Ok, so is black winning this game? Certainly not - white simply took a little bit too long to prepare his mating net - just long enough to give black time to sneak in and do the deed.
Nevertheless, there is no way you can blame white for trying. After all, black's king on h7 was not exactly the most protected king in the world. The black queen and knight are kind of far away, and the rook is, well, around there - but not awfully close... Meanwhile, our rook can take advantage of the 'h' file, the knight on e6 is awfully close, and the queen has good line of sight to that part of the board.
In other words, the black king is asking for trouble. The real question is, how are we going to give it to it?
Well, how about by giving black our queen? Specifically, I am referring to 1.Qh6!!
What is the point of this sacrifice? Getting black's king where we
want him to be - this is the point! You see, while the king on h7 wasn't perfectly
placed, it still had the square on g8 to go to, which is precisely what saved black in the
However, now things are different. If black takes the queen, then his king is suddenly on h6, instead of h7. Does this make a difference? You bet - just look at he position after 1...Kh6 2.Rh1 checkmate!
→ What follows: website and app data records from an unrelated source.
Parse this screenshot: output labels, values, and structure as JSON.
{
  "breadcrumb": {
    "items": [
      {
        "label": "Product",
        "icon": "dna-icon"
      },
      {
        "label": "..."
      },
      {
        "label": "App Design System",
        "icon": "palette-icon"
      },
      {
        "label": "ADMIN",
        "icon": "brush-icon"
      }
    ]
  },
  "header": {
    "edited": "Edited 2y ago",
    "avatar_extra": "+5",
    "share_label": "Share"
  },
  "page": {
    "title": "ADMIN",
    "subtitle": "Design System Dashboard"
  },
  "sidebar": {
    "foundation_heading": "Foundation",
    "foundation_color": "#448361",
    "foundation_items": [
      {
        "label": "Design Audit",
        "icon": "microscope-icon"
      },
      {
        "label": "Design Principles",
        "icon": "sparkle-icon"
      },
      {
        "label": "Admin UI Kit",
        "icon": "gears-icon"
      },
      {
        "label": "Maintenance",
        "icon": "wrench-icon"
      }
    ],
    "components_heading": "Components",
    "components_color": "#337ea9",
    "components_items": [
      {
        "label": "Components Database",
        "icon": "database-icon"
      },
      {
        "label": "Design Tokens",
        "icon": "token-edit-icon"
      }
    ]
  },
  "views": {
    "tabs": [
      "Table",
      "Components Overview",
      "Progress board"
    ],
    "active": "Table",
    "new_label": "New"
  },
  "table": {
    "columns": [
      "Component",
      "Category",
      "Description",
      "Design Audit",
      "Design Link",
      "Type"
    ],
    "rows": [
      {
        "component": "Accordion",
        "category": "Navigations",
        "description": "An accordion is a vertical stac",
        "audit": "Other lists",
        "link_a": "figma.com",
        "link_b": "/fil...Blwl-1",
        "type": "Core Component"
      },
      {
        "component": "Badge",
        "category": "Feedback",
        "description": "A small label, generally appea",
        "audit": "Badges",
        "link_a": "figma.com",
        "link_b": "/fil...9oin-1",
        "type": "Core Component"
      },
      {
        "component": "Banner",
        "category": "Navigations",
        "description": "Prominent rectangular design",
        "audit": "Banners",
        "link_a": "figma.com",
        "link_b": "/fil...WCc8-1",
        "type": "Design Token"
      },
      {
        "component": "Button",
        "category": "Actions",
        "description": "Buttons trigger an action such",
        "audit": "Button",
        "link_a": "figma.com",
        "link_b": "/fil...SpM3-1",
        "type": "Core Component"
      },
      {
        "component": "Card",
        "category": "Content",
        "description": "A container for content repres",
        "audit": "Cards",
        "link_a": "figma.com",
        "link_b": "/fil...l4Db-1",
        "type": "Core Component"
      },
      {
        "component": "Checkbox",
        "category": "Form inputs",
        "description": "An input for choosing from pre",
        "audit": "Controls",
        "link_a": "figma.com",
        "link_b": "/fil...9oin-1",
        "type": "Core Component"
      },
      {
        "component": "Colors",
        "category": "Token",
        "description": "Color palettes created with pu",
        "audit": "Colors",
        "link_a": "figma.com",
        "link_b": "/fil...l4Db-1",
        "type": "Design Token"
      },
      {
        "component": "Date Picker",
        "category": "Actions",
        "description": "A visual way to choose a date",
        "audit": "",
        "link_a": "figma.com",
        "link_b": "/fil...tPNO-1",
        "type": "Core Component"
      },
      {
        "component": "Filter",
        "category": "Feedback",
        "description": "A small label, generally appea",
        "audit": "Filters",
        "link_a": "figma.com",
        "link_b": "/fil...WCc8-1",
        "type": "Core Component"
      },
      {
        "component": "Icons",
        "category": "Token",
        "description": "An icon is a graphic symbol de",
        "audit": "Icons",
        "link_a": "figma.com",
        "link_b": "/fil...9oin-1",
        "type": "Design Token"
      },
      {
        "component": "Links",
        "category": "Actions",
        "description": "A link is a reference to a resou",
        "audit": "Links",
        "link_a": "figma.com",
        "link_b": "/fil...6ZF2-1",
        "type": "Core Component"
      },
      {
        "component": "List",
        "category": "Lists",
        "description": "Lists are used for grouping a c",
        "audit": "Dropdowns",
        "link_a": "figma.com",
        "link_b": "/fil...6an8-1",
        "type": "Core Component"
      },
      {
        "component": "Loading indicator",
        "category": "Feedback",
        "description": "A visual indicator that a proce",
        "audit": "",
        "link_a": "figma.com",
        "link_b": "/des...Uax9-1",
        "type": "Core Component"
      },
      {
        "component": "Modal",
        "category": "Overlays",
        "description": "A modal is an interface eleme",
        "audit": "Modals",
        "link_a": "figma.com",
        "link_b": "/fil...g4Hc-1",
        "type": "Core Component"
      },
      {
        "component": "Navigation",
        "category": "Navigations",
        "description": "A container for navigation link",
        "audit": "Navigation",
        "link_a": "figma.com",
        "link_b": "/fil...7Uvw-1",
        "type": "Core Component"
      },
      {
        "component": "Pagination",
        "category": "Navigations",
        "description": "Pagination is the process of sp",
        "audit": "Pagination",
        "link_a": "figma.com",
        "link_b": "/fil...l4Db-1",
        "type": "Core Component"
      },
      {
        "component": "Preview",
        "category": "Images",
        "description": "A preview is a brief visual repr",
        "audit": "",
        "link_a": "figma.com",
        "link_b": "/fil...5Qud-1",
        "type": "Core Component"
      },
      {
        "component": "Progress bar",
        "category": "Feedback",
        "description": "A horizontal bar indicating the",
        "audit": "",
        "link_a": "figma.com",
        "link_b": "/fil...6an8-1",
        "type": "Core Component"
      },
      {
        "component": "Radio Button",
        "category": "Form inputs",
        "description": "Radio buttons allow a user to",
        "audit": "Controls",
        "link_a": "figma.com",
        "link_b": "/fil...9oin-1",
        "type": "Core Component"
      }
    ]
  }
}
As to not taking the queen, that is not really an option. Yes, the king can move to g8, but after 2.Rc8, the checkmate on the way is just as painful. No wonder, thus, that Korchnoi preferred to resign after the first move.